And if I'm going to buy another XL, it has to be one of the hot pink--or maybe I should call it Pepto-Bismol pink--ones that first saw the light of day in Europe earlier this year.

If any of you are similarly jonesing for this assertively hued 3DS, by the way, you may want to check out the rather fabulous photos blogger Sparkly Vodka published this summer.

Tuesday, December 17, 2013

A hearty holiday thank you to a reader who'd prefer to remain anonymous

Over the weekend, someone who has been following this blog for quite a while now surprised me by sending me a late birthday gift (his words, not mine) via The Gay Gamer's Facebook page.

Specifically, the rather shy reader in question gave me a Nintendo eShop card.

Such a gesture deserves public acknowledgement, don't you think? Well, I do, so I'm offering up a virtual shout-out to this anonymous follower courtesy of this post.

I've already spent a portion of the eShop card's balance, by the way. On what, you ask? On Kaz Ayabe's Attack of the Friday Monsters! A Tokyo Tale, which is on sale for just $5 at the moment.

I'm not entirely sure what I'll buy with the remainder. The Legend of Zelda: A Link Between Worlds, perhaps? Or maybe Phoenix Wright: Ace Attorney--Dual Destinies plus a couple of eShop-only titles I've had my eye on for a while now?

Feel free to chime in with any suggestions you may have in the comments section below. Also, thanks again, mysteriously benevolent reader!

Monday, December 16, 2013

Five arcade classics I wish had been ported to certain handhelds

You may be wondering what prompted me to write this post. Strangely enough, it came to mind while I was playing the Game Gear port of Namco's quarter-munching classic, Mappy, last week.

While admiring the quality of the adaptation, I couldn't help but wonder why Namco ended its Game Gear ports with Galaga, Mappy and Pac-Man. What about Warp & Warp (aka Warpman), The Tower of Druaga or Dig Dug?

That line of thinking then led to me to ponder why some other arcade classics--like the five detailed below--were never ported to the following handheld systems despite the fact that they would've been perfect fits (or at least interesting fits) for each other.

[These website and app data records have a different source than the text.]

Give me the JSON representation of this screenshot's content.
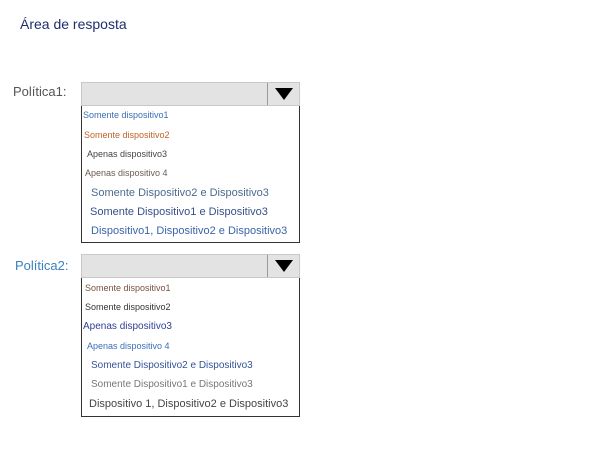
{
  "title": "Área de resposta",
  "policies": [
    {
      "label": "Política1:",
      "label_color": "#555555",
      "items": [
        {
          "text": "Somente dispositivo1",
          "color": "#3a6fb5"
        },
        {
          "text": "Somente dispositivo2",
          "color": "#c0622a"
        },
        {
          "text": "Apenas dispositivo3",
          "color": "#444444"
        },
        {
          "text": "Apenas dispositivo 4",
          "color": "#6b5a55"
        },
        {
          "text": "Somente Dispositivo2 e Dispositivo3",
          "color": "#4a6b8f"
        },
        {
          "text": "Somente Dispositivo1 e Dispositivo3",
          "color": "#37508a"
        },
        {
          "text": "Dispositivo1, Dispositivo2 e Dispositivo3",
          "color": "#3a64a8"
        }
      ]
    },
    {
      "label": "Política2:",
      "label_color": "#3a7fc1",
      "items": [
        {
          "text": "Somente dispositivo1",
          "color": "#7a5040"
        },
        {
          "text": "Somente dispositivo2",
          "color": "#333333"
        },
        {
          "text": "Apenas dispositivo3",
          "color": "#2f3f95"
        },
        {
          "text": "Apenas dispositivo 4",
          "color": "#3a70b8"
        },
        {
          "text": "Somente Dispositivo2 e Dispositivo3",
          "color": "#34539a"
        },
        {
          "text": "Somente Dispositivo1 e Dispositivo3",
          "color": "#777777"
        },
        {
          "text": "Dispositivo 1, Dispositivo2 e Dispositivo3",
          "color": "#444444"
        }
      ]
    }
  ]
}
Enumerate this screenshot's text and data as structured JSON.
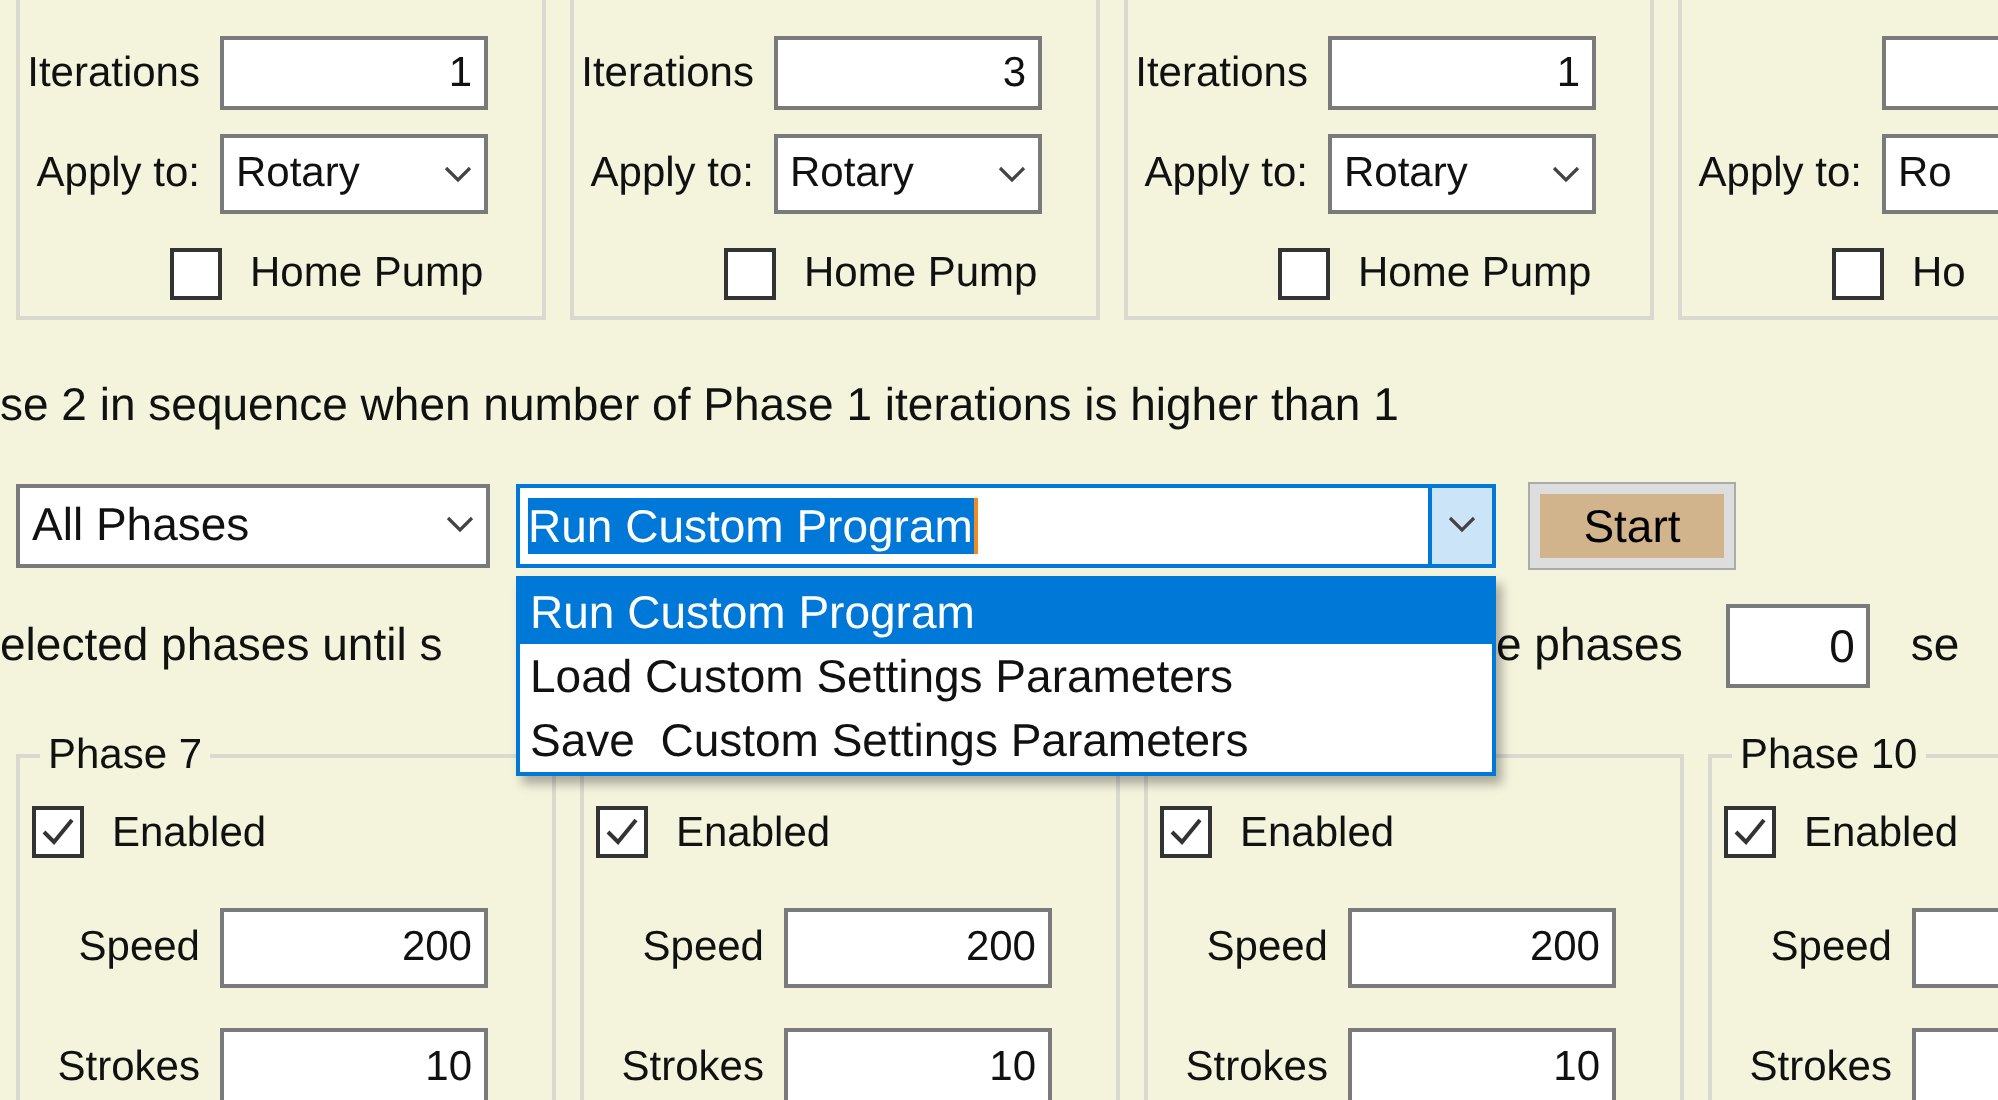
{
  "top_groups": [
    {
      "iterations_label": "Iterations",
      "iterations": "1",
      "apply_label": "Apply to:",
      "apply_value": "Rotary",
      "home_pump_label": "Home Pump",
      "home_pump_checked": false
    },
    {
      "iterations_label": "Iterations",
      "iterations": "3",
      "apply_label": "Apply to:",
      "apply_value": "Rotary",
      "home_pump_label": "Home Pump",
      "home_pump_checked": false
    },
    {
      "iterations_label": "Iterations",
      "iterations": "1",
      "apply_label": "Apply to:",
      "apply_value": "Rotary",
      "home_pump_label": "Home Pump",
      "home_pump_checked": false
    },
    {
      "apply_label": "Apply to:",
      "apply_value": "Ro",
      "home_pump_label": "Ho",
      "home_pump_checked": false
    }
  ],
  "sequence_note": "se 2 in sequence when number of Phase 1 iterations is higher than 1",
  "phase_select": {
    "value": "All Phases"
  },
  "action_combo": {
    "value": "Run Custom Program",
    "text_selected": true,
    "expanded": true,
    "options": [
      {
        "label": "Run Custom Program",
        "selected": true
      },
      {
        "label": "Load Custom Settings Parameters",
        "selected": false
      },
      {
        "label": "Save  Custom Settings Parameters",
        "selected": false
      }
    ]
  },
  "start_button": "Start",
  "repeat_row": {
    "text_left": "elected phases until s",
    "text_right": "e phases",
    "delay": "0",
    "unit": "se"
  },
  "phase_groups": [
    {
      "title": "Phase 7",
      "enabled_label": "Enabled",
      "enabled": true,
      "speed_label": "Speed",
      "speed": "200",
      "strokes_label": "Strokes",
      "strokes": "10"
    },
    {
      "enabled_label": "Enabled",
      "enabled": true,
      "speed_label": "Speed",
      "speed": "200",
      "strokes_label": "Strokes",
      "strokes": "10"
    },
    {
      "enabled_label": "Enabled",
      "enabled": true,
      "speed_label": "Speed",
      "speed": "200",
      "strokes_label": "Strokes",
      "strokes": "10"
    },
    {
      "title": "Phase 10",
      "enabled_label": "Enabled",
      "enabled": true,
      "speed_label": "Speed",
      "strokes_label": "Strokes"
    }
  ]
}
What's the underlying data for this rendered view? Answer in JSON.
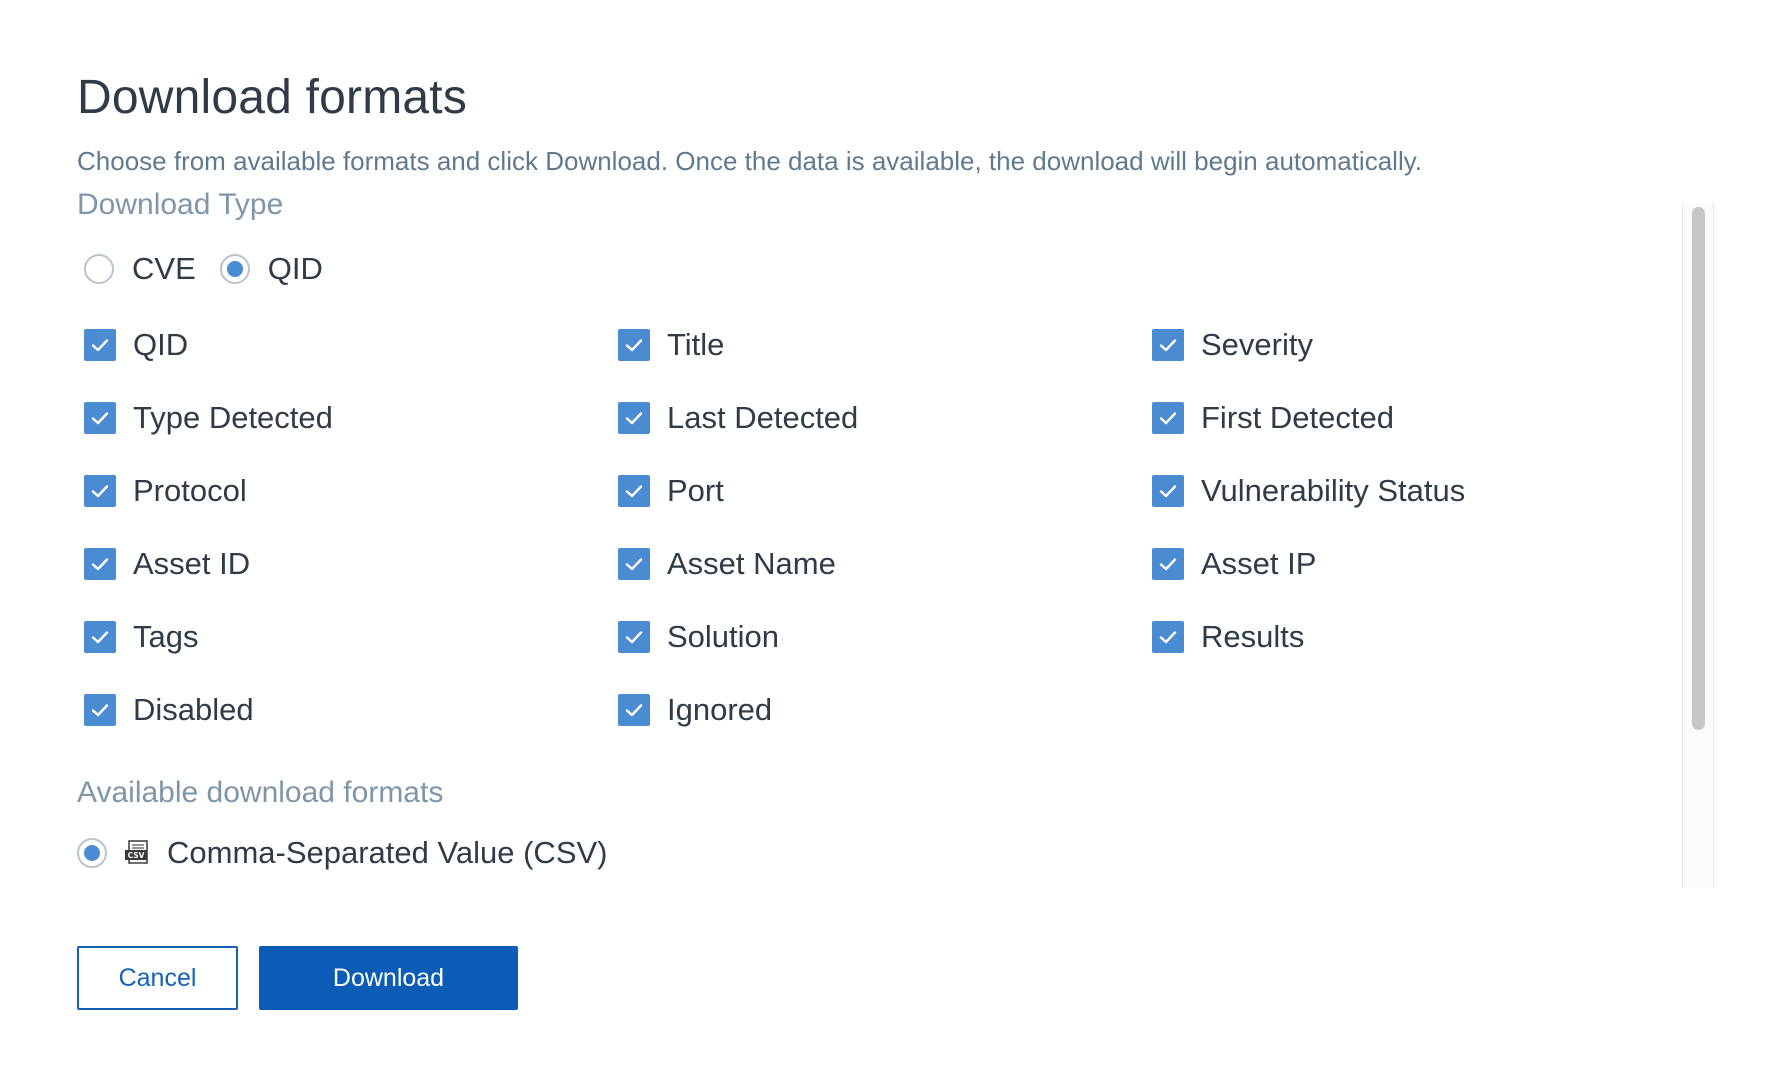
{
  "dialog": {
    "title": "Download formats",
    "subtitle": "Choose from available formats and click Download. Once the data is available, the download will begin automatically."
  },
  "download_type": {
    "label": "Download Type",
    "options": [
      {
        "label": "CVE",
        "checked": false
      },
      {
        "label": "QID",
        "checked": true
      }
    ]
  },
  "fields": [
    {
      "label": "QID",
      "checked": true
    },
    {
      "label": "Title",
      "checked": true
    },
    {
      "label": "Severity",
      "checked": true
    },
    {
      "label": "Type Detected",
      "checked": true
    },
    {
      "label": "Last Detected",
      "checked": true
    },
    {
      "label": "First Detected",
      "checked": true
    },
    {
      "label": "Protocol",
      "checked": true
    },
    {
      "label": "Port",
      "checked": true
    },
    {
      "label": "Vulnerability Status",
      "checked": true
    },
    {
      "label": "Asset ID",
      "checked": true
    },
    {
      "label": "Asset Name",
      "checked": true
    },
    {
      "label": "Asset IP",
      "checked": true
    },
    {
      "label": "Tags",
      "checked": true
    },
    {
      "label": "Solution",
      "checked": true
    },
    {
      "label": "Results",
      "checked": true
    },
    {
      "label": "Disabled",
      "checked": true
    },
    {
      "label": "Ignored",
      "checked": true
    }
  ],
  "formats": {
    "label": "Available download formats",
    "options": [
      {
        "label": "Comma-Separated Value (CSV)",
        "icon": "csv-file-icon",
        "icon_text": "CSV",
        "checked": true
      }
    ]
  },
  "buttons": {
    "cancel": "Cancel",
    "download": "Download"
  },
  "colors": {
    "accent": "#4a8bd1",
    "primary_button": "#0b5cb6",
    "label_muted": "#7e96a8"
  }
}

Baby Pac-Man (DS or 3DS)--I've wanted to play this half-Pac-Man-game-half-pinball-machine oddity at home ever since I encountered it in a local arcade as a teen. I can see why it never earned a console conversion, of course, but a DS or 3DS version could've been (or could still be) magical. The question is: who would develop and publish it, Bally Midway or Namco? (My guess: neither!)

Detana!! TwinBee (WonderSwan Color)--For some strange reason, the folks at Namco only made one game, Beatmania, for the WonderSwan, and even then it was for the original black-and-white version of Bandai's niche-y handheld rather than its colorized follow-up. Why they never ported this pastel-coated cute 'em up to the WonderSwan Color is beyond me, as I have to imagine a lot of gamers would've enjoyed playing it with their portable of choice held vertically.

Dig Dug (Game Gear)--I'm sure the powers that be at Namco had their reasons for not green-lighting this handheld port, but for the life of me I can't fathom what they may have been. After all, the company's portable re-imaginings of Galaga, Mappy and Pac-Man are about as spot-on as could've been expected. (By the way, I also wish Namco had made and released a Game Gear version of Marvel Land--even though its graphics would've had to have been downsized and simplified quite a bit.)

Don Doko Don (GameBoy Color)--Don Doko Don has long had a place in my pixelated heart for all sorts of reasons, which is why it saddens me that Taito never released a handheld version. Although the GameBoy Advance could've received an arcade-perfect port, I think I'd actually have preferred to see one that was more of an homage to the original (a la Bubble Bobble for Game Gear), hence my call for it to be made for the GameBoy Color instead.

Mr. Do! (Neo Geo Pocket Color)--I don't know about you, but I think it would've been awesome it someone had brought this Dig Dug-esque game to SNK's brick-like handheld in some form or fashion--especially if they'd updated the graphics a bit like ADK did when they remade Make Trax for the system (after renaming it Crush Roller). Instead, NGPC owners were given a million pachinko simulators. Not fair!